■ **TASK REQUIREMENTS**
Set down all of the records exactly.

[Opening RECORDS TO USE section]

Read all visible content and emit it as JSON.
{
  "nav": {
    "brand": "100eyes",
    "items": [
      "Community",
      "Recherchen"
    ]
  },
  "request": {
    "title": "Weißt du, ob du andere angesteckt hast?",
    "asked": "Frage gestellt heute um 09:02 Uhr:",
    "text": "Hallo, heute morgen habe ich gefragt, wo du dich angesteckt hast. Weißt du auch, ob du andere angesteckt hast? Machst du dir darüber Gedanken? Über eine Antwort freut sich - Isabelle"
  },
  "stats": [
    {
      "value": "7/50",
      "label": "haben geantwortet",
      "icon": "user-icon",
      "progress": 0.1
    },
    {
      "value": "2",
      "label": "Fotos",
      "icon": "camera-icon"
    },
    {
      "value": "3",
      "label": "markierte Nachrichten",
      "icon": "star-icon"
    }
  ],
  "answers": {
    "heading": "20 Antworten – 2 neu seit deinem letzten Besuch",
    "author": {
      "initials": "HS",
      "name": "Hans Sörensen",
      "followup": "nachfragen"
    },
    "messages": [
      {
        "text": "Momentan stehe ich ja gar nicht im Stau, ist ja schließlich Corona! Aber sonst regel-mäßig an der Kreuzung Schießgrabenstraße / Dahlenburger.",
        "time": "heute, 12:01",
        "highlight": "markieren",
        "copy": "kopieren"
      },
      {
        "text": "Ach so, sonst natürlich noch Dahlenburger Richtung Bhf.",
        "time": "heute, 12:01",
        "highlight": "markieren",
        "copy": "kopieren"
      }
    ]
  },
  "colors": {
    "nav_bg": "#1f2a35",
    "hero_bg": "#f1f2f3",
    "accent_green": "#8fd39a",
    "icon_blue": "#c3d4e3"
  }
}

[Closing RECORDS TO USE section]

■ **RESULT**
Read all visible content and emit it as JSON.
{
  "nav": {
    "brand": "100eyes",
    "items": [
      "Community",
      "Recherchen"
    ]
  },
  "request": {
    "title": "Weißt du, ob du andere angesteckt hast?",
    "asked": "Frage gestellt heute um 09:02 Uhr:",
    "text": "Hallo, heute morgen habe ich gefragt, wo du dich angesteckt hast. Weißt du auch, ob du andere angesteckt hast? Machst du dir darüber Gedanken? Über eine Antwort freut sich - Isabelle"
  },
  "stats": [
    {
      "value": "7/50",
      "label": "haben geantwortet",
      "icon": "user-icon",
      "progress": 0.1
    },
    {
      "value": "2",
      "label": "Fotos",
      "icon": "camera-icon"
    },
    {
      "value": "3",
      "label": "markierte Nachrichten",
      "icon": "star-icon"
    }
  ],
  "answers": {
    "heading": "20 Antworten – 2 neu seit deinem letzten Besuch",
    "author": {
      "initials": "HS",
      "name": "Hans Sörensen",
      "followup": "nachfragen"
    },
    "messages": [
      {
        "text": "Momentan stehe ich ja gar nicht im Stau, ist ja schließlich Corona! Aber sonst regel-mäßig an der Kreuzung Schießgrabenstraße / Dahlenburger.",
        "time": "heute, 12:01",
        "highlight": "markieren",
        "copy": "kopieren"
      },
      {
        "text": "Ach so, sonst natürlich noch Dahlenburger Richtung Bhf.",
        "time": "heute, 12:01",
        "highlight": "markieren",
        "copy": "kopieren"
      }
    ]
  },
  "colors": {
    "nav_bg": "#1f2a35",
    "hero_bg": "#f1f2f3",
    "accent_green": "#8fd39a",
    "icon_blue": "#c3d4e3"
  }
}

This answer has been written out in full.